From the data that follows, copy every line holding the string "name".
============================================================
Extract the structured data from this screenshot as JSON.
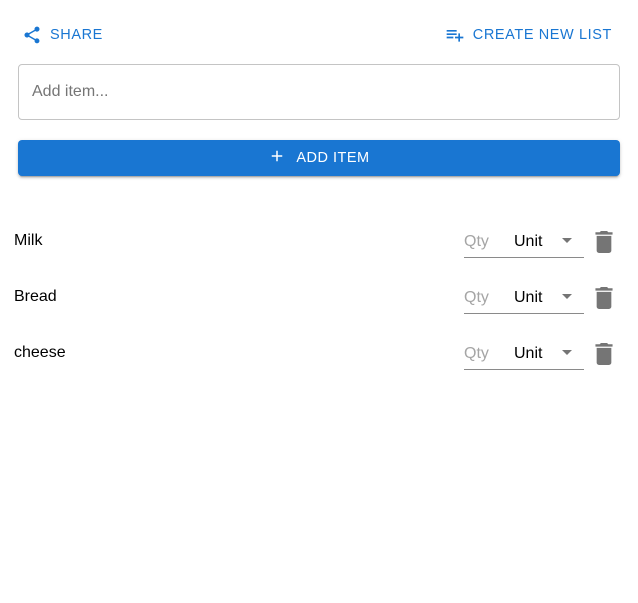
{
  "toolbar": {
    "share_label": "SHARE",
    "create_list_label": "CREATE NEW LIST",
    "share_icon": "share-icon",
    "create_list_icon": "playlist-add-icon"
  },
  "add_item": {
    "placeholder": "Add item...",
    "value": "",
    "button_label": "ADD ITEM",
    "button_icon": "plus-icon"
  },
  "items": [
    {
      "name": "Milk",
      "qty_placeholder": "Qty",
      "unit": "Unit"
    },
    {
      "name": "Bread",
      "qty_placeholder": "Qty",
      "unit": "Unit"
    },
    {
      "name": "cheese",
      "qty_placeholder": "Qty",
      "unit": "Unit"
    }
  ],
  "colors": {
    "primary": "#1976d2",
    "icon_gray": "#757575",
    "placeholder_gray": "#a5a5a5"
  }
}
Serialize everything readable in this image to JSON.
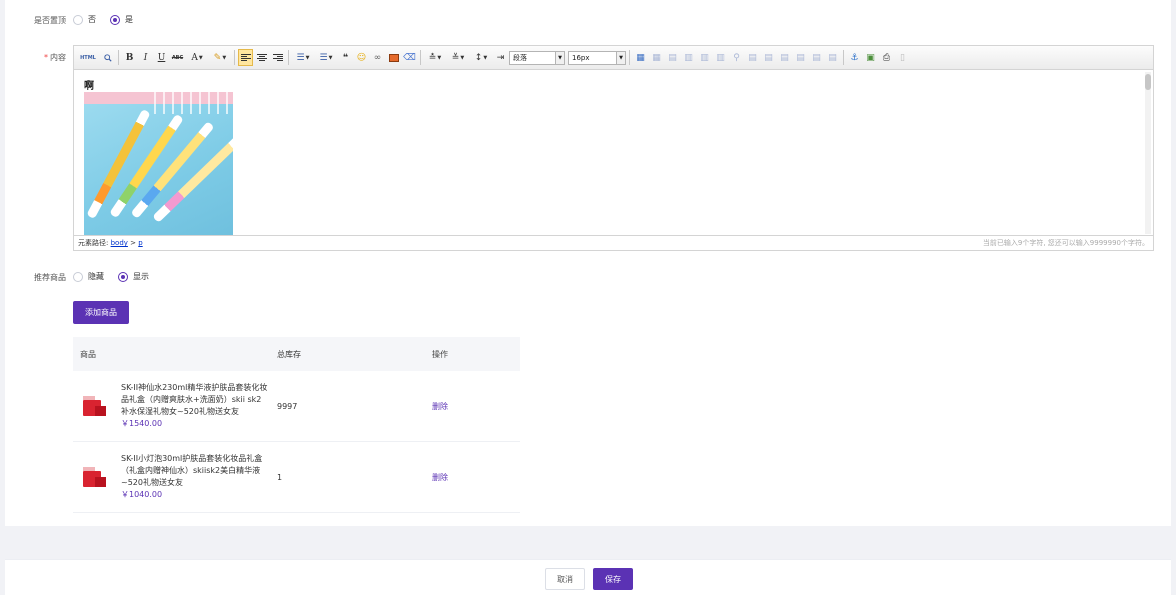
{
  "pin": {
    "label": "是否置顶",
    "options": [
      {
        "label": "否",
        "checked": false
      },
      {
        "label": "是",
        "checked": true
      }
    ]
  },
  "content": {
    "label": "内容",
    "required_mark": "*",
    "text": "啊",
    "toolbar": {
      "html_label": "HTML",
      "bold": "B",
      "italic": "I",
      "underline": "U",
      "strike": "ABC",
      "fontcolor": "A",
      "paragraph_value": "段落",
      "fontsize_value": "16px"
    },
    "status_prefix": "元素路径: ",
    "path_body": "body",
    "path_sep": " > ",
    "path_p": "p",
    "count_text": "当前已输入9个字符, 您还可以输入9999990个字符。"
  },
  "recommend": {
    "label": "推荐商品",
    "options": [
      {
        "label": "隐藏",
        "checked": false
      },
      {
        "label": "显示",
        "checked": true
      }
    ],
    "add_button": "添加商品"
  },
  "table": {
    "headers": [
      "商品",
      "总库存",
      "操作"
    ],
    "rows": [
      {
        "name": "SK-II神仙水230ml精华液护肤品套装化妆品礼盒（内赠爽肤水+洗面奶）skii sk2 补水保湿礼物女~520礼物送女友",
        "price": "￥1540.00",
        "stock": "9997",
        "action": "删除"
      },
      {
        "name": "SK-II小灯泡30ml护肤品套装化妆品礼盒（礼盒内赠神仙水）skiisk2美白精华液~520礼物送女友",
        "price": "￥1040.00",
        "stock": "1",
        "action": "删除"
      }
    ]
  },
  "footer": {
    "cancel": "取消",
    "save": "保存"
  },
  "colors": {
    "accent": "#5b32b4",
    "required": "#f04444"
  }
}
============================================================
» **Result below**
      "name": "Milk",
      "name": "Bread",
      "name": "cheese",
        "name": "SK-II神仙水230ml精华液护肤品套装化妆品礼盒（内赠爽肤水+洗面奶）skii sk2 补水保湿礼物女~520礼物送女友",
        "name": "SK-II小灯泡30ml护肤品套装化妆品礼盒（礼盒内赠神仙水）skiisk2美白精华液~520礼物送女友",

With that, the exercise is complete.